* _SOURCE DATA_
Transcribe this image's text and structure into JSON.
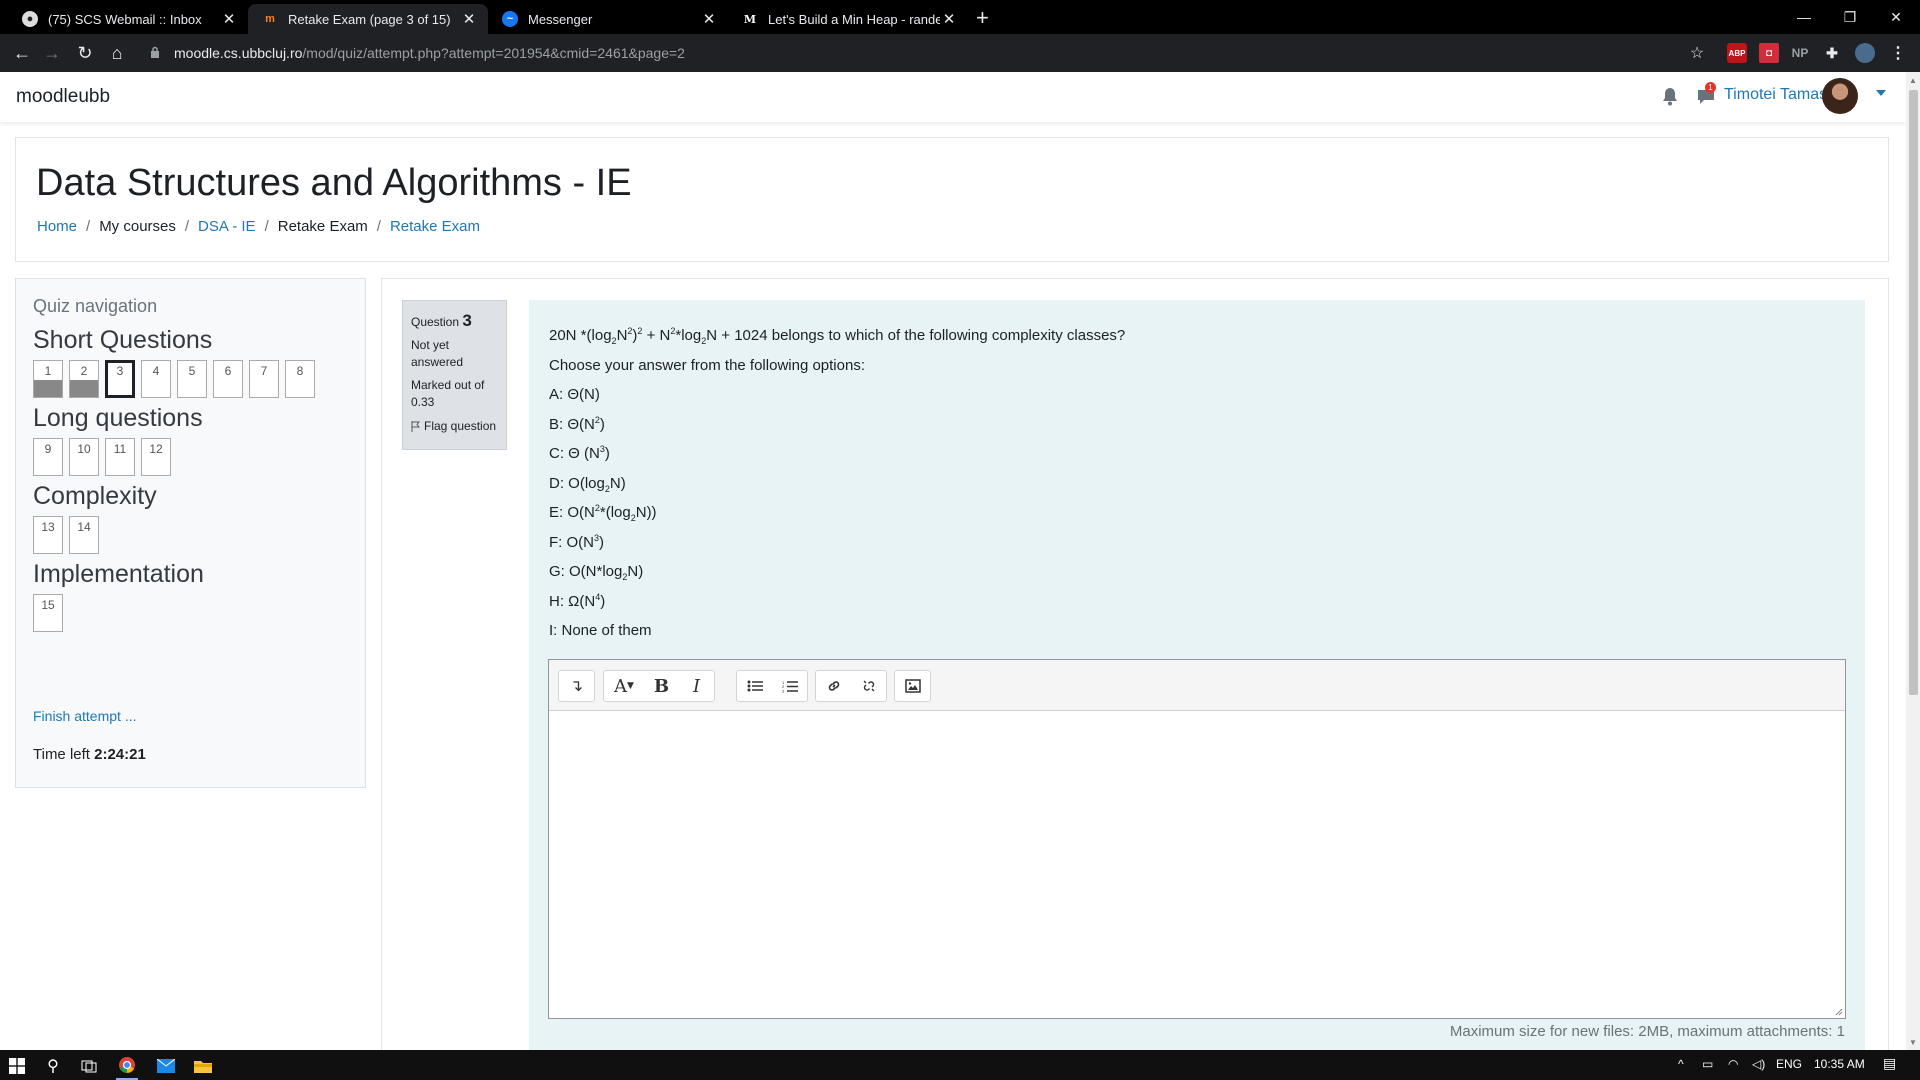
{
  "browser": {
    "tabs": [
      {
        "title": "(75) SCS Webmail :: Inbox",
        "active": false
      },
      {
        "title": "Retake Exam (page 3 of 15)",
        "active": true
      },
      {
        "title": "Messenger",
        "active": false
      },
      {
        "title": "Let's Build a Min Heap - randersc",
        "active": false
      }
    ],
    "url_host": "moodle.cs.ubbcluj.ro",
    "url_path": "/mod/quiz/attempt.php?attempt=201954&cmid=2461&page=2",
    "extensions": [
      "ABP",
      "NP"
    ]
  },
  "header": {
    "brand": "moodleubb",
    "user_name": "Timotei Tamas",
    "message_badge": "1"
  },
  "page": {
    "course_title": "Data Structures and Algorithms - IE",
    "breadcrumb": [
      {
        "label": "Home",
        "link": true
      },
      {
        "label": "My courses",
        "link": false
      },
      {
        "label": "DSA - IE",
        "link": true
      },
      {
        "label": "Retake Exam",
        "link": false
      },
      {
        "label": "Retake Exam",
        "link": true
      }
    ]
  },
  "quiz_nav": {
    "title": "Quiz navigation",
    "sections": [
      {
        "name": "Short Questions",
        "questions": [
          {
            "n": "1",
            "state": "answered"
          },
          {
            "n": "2",
            "state": "answered"
          },
          {
            "n": "3",
            "state": "current"
          },
          {
            "n": "4",
            "state": "open"
          },
          {
            "n": "5",
            "state": "open"
          },
          {
            "n": "6",
            "state": "open"
          },
          {
            "n": "7",
            "state": "open"
          },
          {
            "n": "8",
            "state": "open"
          }
        ]
      },
      {
        "name": "Long questions",
        "questions": [
          {
            "n": "9",
            "state": "open"
          },
          {
            "n": "10",
            "state": "open"
          },
          {
            "n": "11",
            "state": "open"
          },
          {
            "n": "12",
            "state": "open"
          }
        ]
      },
      {
        "name": "Complexity",
        "questions": [
          {
            "n": "13",
            "state": "open"
          },
          {
            "n": "14",
            "state": "open"
          }
        ]
      },
      {
        "name": "Implementation",
        "questions": [
          {
            "n": "15",
            "state": "open"
          }
        ]
      }
    ],
    "finish_link": "Finish attempt ...",
    "time_left_label": "Time left",
    "time_left_value": "2:24:21"
  },
  "question": {
    "label": "Question",
    "number": "3",
    "status": "Not yet answered",
    "marked": "Marked out of 0.33",
    "flag": "Flag question",
    "prompt_html": "20N *(log<sub>2</sub>N<sup>2</sup>)<sup>2</sup> + N<sup>2</sup>*log<sub>2</sub>N + 1024 belongs to which of the following complexity classes?",
    "instruction": "Choose your answer from the following options:",
    "options_html": [
      "A: Θ(N)",
      "B: Θ(N<sup>2</sup>)",
      "C: Θ (N<sup>3</sup>)",
      "D: O(log<sub>2</sub>N)",
      "E: O(N<sup>2</sup>*(log<sub>2</sub>N))",
      "F: O(N<sup>3</sup>)",
      "G: O(N*log<sub>2</sub>N)",
      "H: Ω(N<sup>4</sup>)",
      "I: None of them"
    ],
    "max_size_note": "Maximum size for new files: 2MB, maximum attachments: 1"
  },
  "taskbar": {
    "lang": "ENG",
    "time": "10:35 AM"
  },
  "colors": {
    "link": "#1f77b4",
    "formulation_bg": "#e7f3f5",
    "answered_fill": "#888888"
  }
}
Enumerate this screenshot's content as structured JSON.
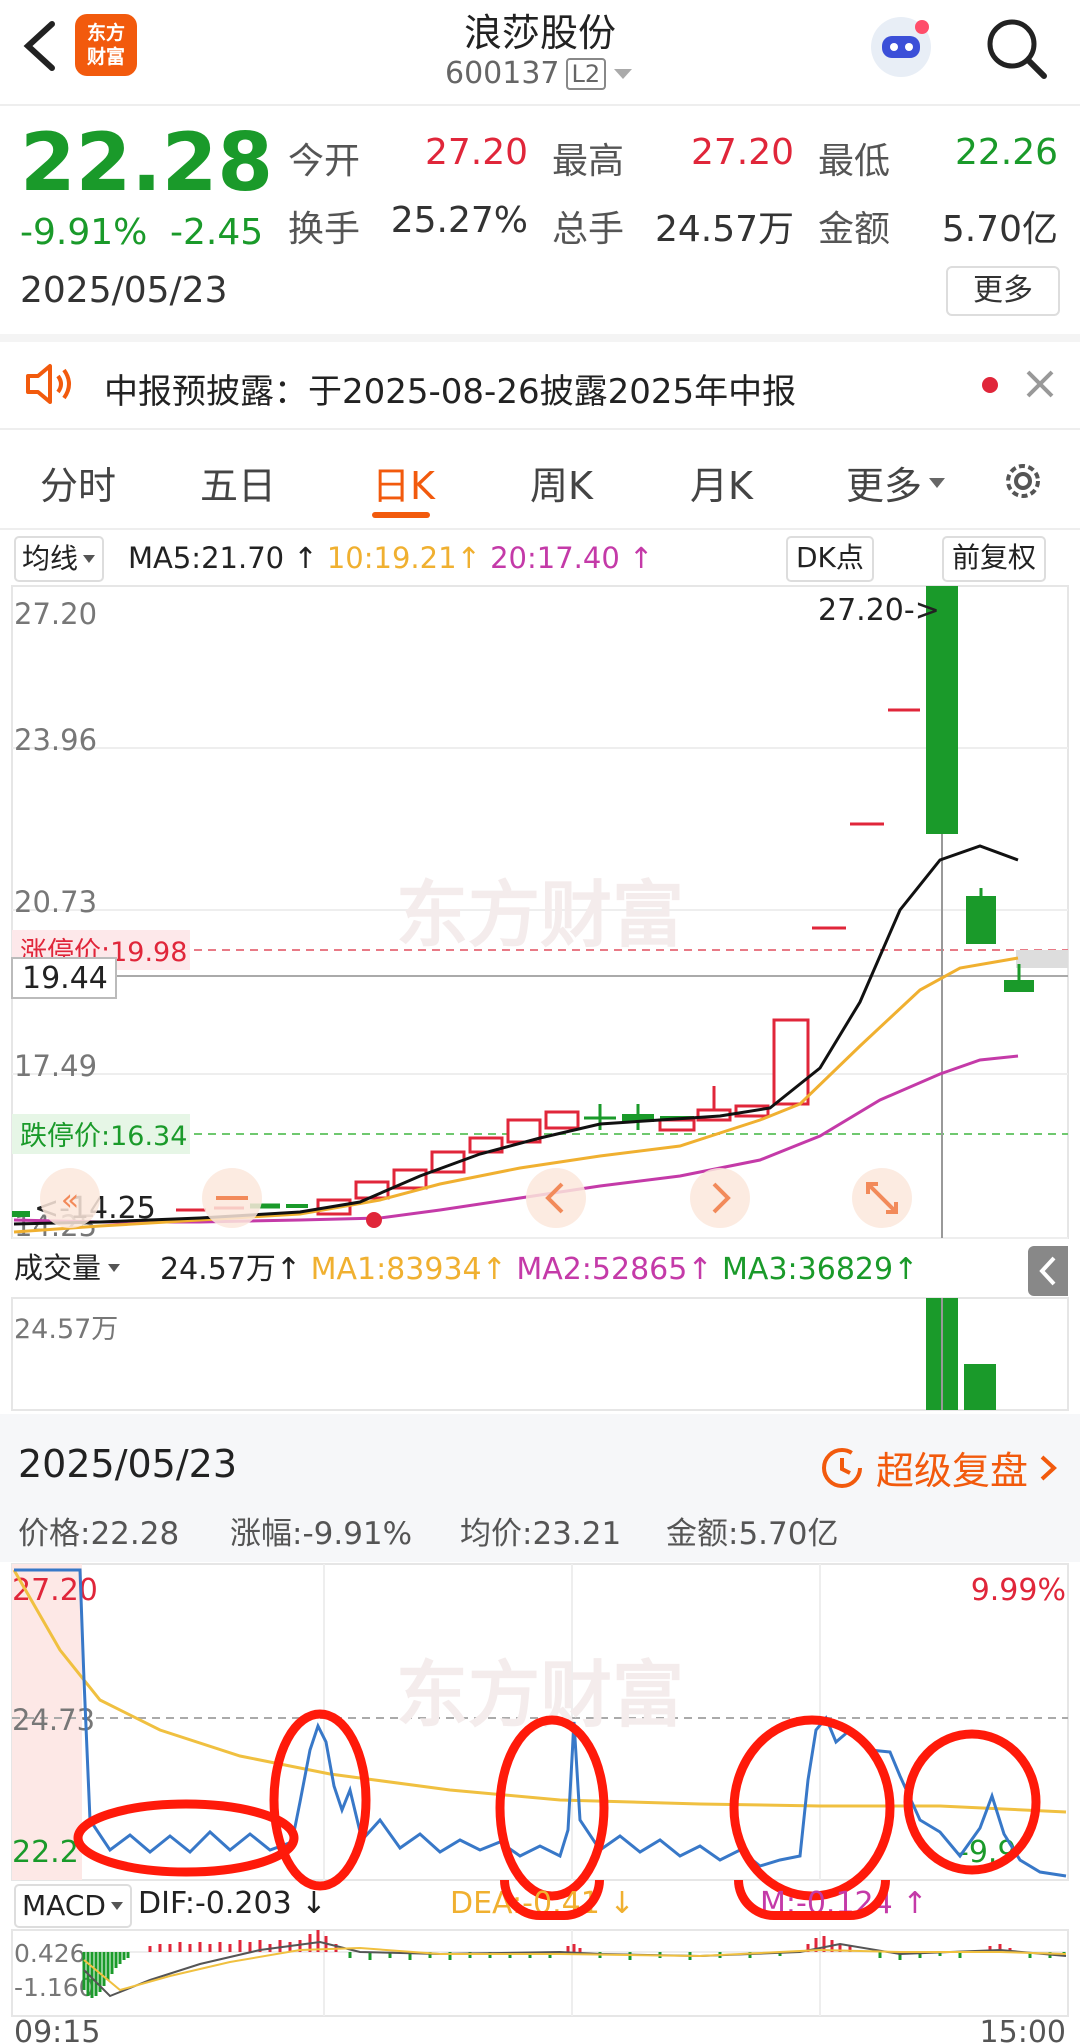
{
  "header": {
    "back_icon": "chevron-left-icon",
    "logo_text": "东方财富",
    "stock_name": "浪莎股份",
    "stock_code": "600137",
    "level_badge": "L2",
    "robot_icon": "robot-avatar-icon",
    "search_icon": "search-icon"
  },
  "quote": {
    "price": "22.28",
    "change_pct": "-9.91%",
    "change_amt": "-2.45",
    "date": "2025/05/23",
    "open_label": "今开",
    "open_value": "27.20",
    "high_label": "最高",
    "high_value": "27.20",
    "low_label": "最低",
    "low_value": "22.26",
    "turnover_label": "换手",
    "turnover_value": "25.27%",
    "volume_label": "总手",
    "volume_value": "24.57万",
    "amount_label": "金额",
    "amount_value": "5.70亿",
    "more_label": "更多"
  },
  "notice": {
    "speaker_icon": "speaker-icon",
    "text": "中报预披露：于2025-08-26披露2025年中报",
    "close_icon": "close-icon"
  },
  "tabs": [
    {
      "label": "分时"
    },
    {
      "label": "五日"
    },
    {
      "label": "日K"
    },
    {
      "label": "周K"
    },
    {
      "label": "月K"
    },
    {
      "label": "更多"
    }
  ],
  "active_tab": "日K",
  "settings_icon": "gear-icon",
  "ma_bar": {
    "selector": "均线",
    "ma5": "MA5:21.70",
    "ma10": "10:19.21",
    "ma20": "20:17.40",
    "dk_label": "DK点",
    "adjust_label": "前复权"
  },
  "kline": {
    "y_labels": [
      "27.20",
      "23.96",
      "20.73",
      "17.49"
    ],
    "limit_up_label": "涨停价:19.98",
    "limit_down_label": "跌停价:16.34",
    "cursor_price": "19.44",
    "high_marker": "27.20->",
    "low_marker": "<-14.25",
    "low_axis": "14.25",
    "watermark": "东方财富"
  },
  "volume_bar": {
    "selector": "成交量",
    "value": "24.57万",
    "ma1": "MA1:83934",
    "ma2": "MA2:52865",
    "ma3": "MA3:36829",
    "axis_label": "24.57万"
  },
  "intraday_info": {
    "date": "2025/05/23",
    "replay_label": "超级复盘",
    "price_text": "价格:22.28",
    "change_text": "涨幅:-9.91%",
    "avg_text": "均价:23.21",
    "amount_text": "金额:5.70亿"
  },
  "intraday_chart": {
    "top_left": "27.20",
    "top_right": "9.99%",
    "mid_left": "24.73",
    "bottom_left": "22.2",
    "bottom_right": "-9.9",
    "watermark": "东方财富"
  },
  "macd": {
    "selector": "MACD",
    "dif": "DIF:-0.203",
    "dea": "DEA:-0.41",
    "m": "M:-0.124",
    "axis_top": "0.426",
    "axis_bottom": "-1.160",
    "time_start": "09:15",
    "time_end": "15:00"
  },
  "colors": {
    "up": "#e0263a",
    "down": "#1a9a2a",
    "accent": "#f25a0d",
    "ma5": "#111111",
    "ma10": "#f0b030",
    "ma20": "#c43aa8",
    "price_line": "#3878c8",
    "avg_line": "#f0c040",
    "annotation": "#ff1a0a"
  }
}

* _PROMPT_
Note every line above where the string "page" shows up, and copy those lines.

* _OUTPUT OF THE TASK_
        "title": "Retake Exam (page 3 of 15)",
    "url_path": "/mod/quiz/attempt.php?attempt=201954&cmid=2461&page=2",
  "page": {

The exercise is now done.